--- Data to examine Enclosed Below ---
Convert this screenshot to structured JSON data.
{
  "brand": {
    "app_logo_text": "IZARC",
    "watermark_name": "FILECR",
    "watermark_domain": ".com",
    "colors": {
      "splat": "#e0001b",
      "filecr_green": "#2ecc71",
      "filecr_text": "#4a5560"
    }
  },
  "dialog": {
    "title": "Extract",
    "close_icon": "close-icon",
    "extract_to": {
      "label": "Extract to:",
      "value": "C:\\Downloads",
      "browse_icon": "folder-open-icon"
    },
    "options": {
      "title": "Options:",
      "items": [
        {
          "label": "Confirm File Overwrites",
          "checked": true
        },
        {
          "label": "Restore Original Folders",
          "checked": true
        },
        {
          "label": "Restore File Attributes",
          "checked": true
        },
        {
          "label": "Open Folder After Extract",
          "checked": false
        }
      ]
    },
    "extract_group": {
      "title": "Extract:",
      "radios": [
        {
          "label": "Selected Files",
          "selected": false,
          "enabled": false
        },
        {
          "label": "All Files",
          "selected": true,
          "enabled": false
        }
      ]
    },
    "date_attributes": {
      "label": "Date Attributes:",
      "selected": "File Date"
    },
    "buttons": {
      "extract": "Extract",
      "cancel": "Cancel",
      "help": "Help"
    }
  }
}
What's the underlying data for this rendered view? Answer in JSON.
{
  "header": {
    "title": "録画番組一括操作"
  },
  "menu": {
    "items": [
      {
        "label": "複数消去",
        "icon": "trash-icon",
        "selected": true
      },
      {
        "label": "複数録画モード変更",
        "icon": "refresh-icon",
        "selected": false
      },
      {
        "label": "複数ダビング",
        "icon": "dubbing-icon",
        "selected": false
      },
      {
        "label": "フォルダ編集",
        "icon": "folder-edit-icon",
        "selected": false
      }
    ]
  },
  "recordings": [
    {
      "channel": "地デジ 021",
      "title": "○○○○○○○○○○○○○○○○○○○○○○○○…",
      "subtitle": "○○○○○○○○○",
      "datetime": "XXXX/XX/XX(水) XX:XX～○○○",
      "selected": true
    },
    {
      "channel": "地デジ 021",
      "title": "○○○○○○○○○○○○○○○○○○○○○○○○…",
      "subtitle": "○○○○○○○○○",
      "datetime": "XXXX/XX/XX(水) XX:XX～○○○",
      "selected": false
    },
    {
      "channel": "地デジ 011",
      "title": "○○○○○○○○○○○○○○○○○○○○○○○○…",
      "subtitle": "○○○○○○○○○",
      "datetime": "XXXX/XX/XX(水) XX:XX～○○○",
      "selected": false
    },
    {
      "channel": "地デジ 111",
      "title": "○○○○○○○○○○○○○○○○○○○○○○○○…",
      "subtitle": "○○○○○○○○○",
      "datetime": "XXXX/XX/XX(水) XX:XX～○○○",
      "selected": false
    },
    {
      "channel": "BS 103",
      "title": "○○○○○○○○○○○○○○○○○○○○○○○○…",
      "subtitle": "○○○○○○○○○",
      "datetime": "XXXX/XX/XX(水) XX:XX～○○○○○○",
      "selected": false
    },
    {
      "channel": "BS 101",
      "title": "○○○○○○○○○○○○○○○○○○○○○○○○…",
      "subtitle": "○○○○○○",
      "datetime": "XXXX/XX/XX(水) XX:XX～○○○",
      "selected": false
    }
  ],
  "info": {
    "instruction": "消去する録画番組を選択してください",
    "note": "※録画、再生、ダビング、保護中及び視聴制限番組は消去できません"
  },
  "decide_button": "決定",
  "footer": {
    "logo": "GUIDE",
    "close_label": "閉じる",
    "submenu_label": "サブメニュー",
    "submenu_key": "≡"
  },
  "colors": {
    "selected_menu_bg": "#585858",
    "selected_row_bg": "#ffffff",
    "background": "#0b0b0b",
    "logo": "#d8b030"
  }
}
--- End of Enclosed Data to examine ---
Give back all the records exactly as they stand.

Convert this screenshot to structured JSON data.
{
  "brand": {
    "app_logo_text": "IZARC",
    "watermark_name": "FILECR",
    "watermark_domain": ".com",
    "colors": {
      "splat": "#e0001b",
      "filecr_green": "#2ecc71",
      "filecr_text": "#4a5560"
    }
  },
  "dialog": {
    "title": "Extract",
    "close_icon": "close-icon",
    "extract_to": {
      "label": "Extract to:",
      "value": "C:\\Downloads",
      "browse_icon": "folder-open-icon"
    },
    "options": {
      "title": "Options:",
      "items": [
        {
          "label": "Confirm File Overwrites",
          "checked": true
        },
        {
          "label": "Restore Original Folders",
          "checked": true
        },
        {
          "label": "Restore File Attributes",
          "checked": true
        },
        {
          "label": "Open Folder After Extract",
          "checked": false
        }
      ]
    },
    "extract_group": {
      "title": "Extract:",
      "radios": [
        {
          "label": "Selected Files",
          "selected": false,
          "enabled": false
        },
        {
          "label": "All Files",
          "selected": true,
          "enabled": false
        }
      ]
    },
    "date_attributes": {
      "label": "Date Attributes:",
      "selected": "File Date"
    },
    "buttons": {
      "extract": "Extract",
      "cancel": "Cancel",
      "help": "Help"
    }
  }
}
What's the underlying data for this rendered view? Answer in JSON.
{
  "header": {
    "title": "録画番組一括操作"
  },
  "menu": {
    "items": [
      {
        "label": "複数消去",
        "icon": "trash-icon",
        "selected": true
      },
      {
        "label": "複数録画モード変更",
        "icon": "refresh-icon",
        "selected": false
      },
      {
        "label": "複数ダビング",
        "icon": "dubbing-icon",
        "selected": false
      },
      {
        "label": "フォルダ編集",
        "icon": "folder-edit-icon",
        "selected": false
      }
    ]
  },
  "recordings": [
    {
      "channel": "地デジ 021",
      "title": "○○○○○○○○○○○○○○○○○○○○○○○○…",
      "subtitle": "○○○○○○○○○",
      "datetime": "XXXX/XX/XX(水) XX:XX～○○○",
      "selected": true
    },
    {
      "channel": "地デジ 021",
      "title": "○○○○○○○○○○○○○○○○○○○○○○○○…",
      "subtitle": "○○○○○○○○○",
      "datetime": "XXXX/XX/XX(水) XX:XX～○○○",
      "selected": false
    },
    {
      "channel": "地デジ 011",
      "title": "○○○○○○○○○○○○○○○○○○○○○○○○…",
      "subtitle": "○○○○○○○○○",
      "datetime": "XXXX/XX/XX(水) XX:XX～○○○",
      "selected": false
    },
    {
      "channel": "地デジ 111",
      "title": "○○○○○○○○○○○○○○○○○○○○○○○○…",
      "subtitle": "○○○○○○○○○",
      "datetime": "XXXX/XX/XX(水) XX:XX～○○○",
      "selected": false
    },
    {
      "channel": "BS 103",
      "title": "○○○○○○○○○○○○○○○○○○○○○○○○…",
      "subtitle": "○○○○○○○○○",
      "datetime": "XXXX/XX/XX(水) XX:XX～○○○○○○",
      "selected": false
    },
    {
      "channel": "BS 101",
      "title": "○○○○○○○○○○○○○○○○○○○○○○○○…",
      "subtitle": "○○○○○○",
      "datetime": "XXXX/XX/XX(水) XX:XX～○○○",
      "selected": false
    }
  ],
  "info": {
    "instruction": "消去する録画番組を選択してください",
    "note": "※録画、再生、ダビング、保護中及び視聴制限番組は消去できません"
  },
  "decide_button": "決定",
  "footer": {
    "logo": "GUIDE",
    "close_label": "閉じる",
    "submenu_label": "サブメニュー",
    "submenu_key": "≡"
  },
  "colors": {
    "selected_menu_bg": "#585858",
    "selected_row_bg": "#ffffff",
    "background": "#0b0b0b",
    "logo": "#d8b030"
  }
}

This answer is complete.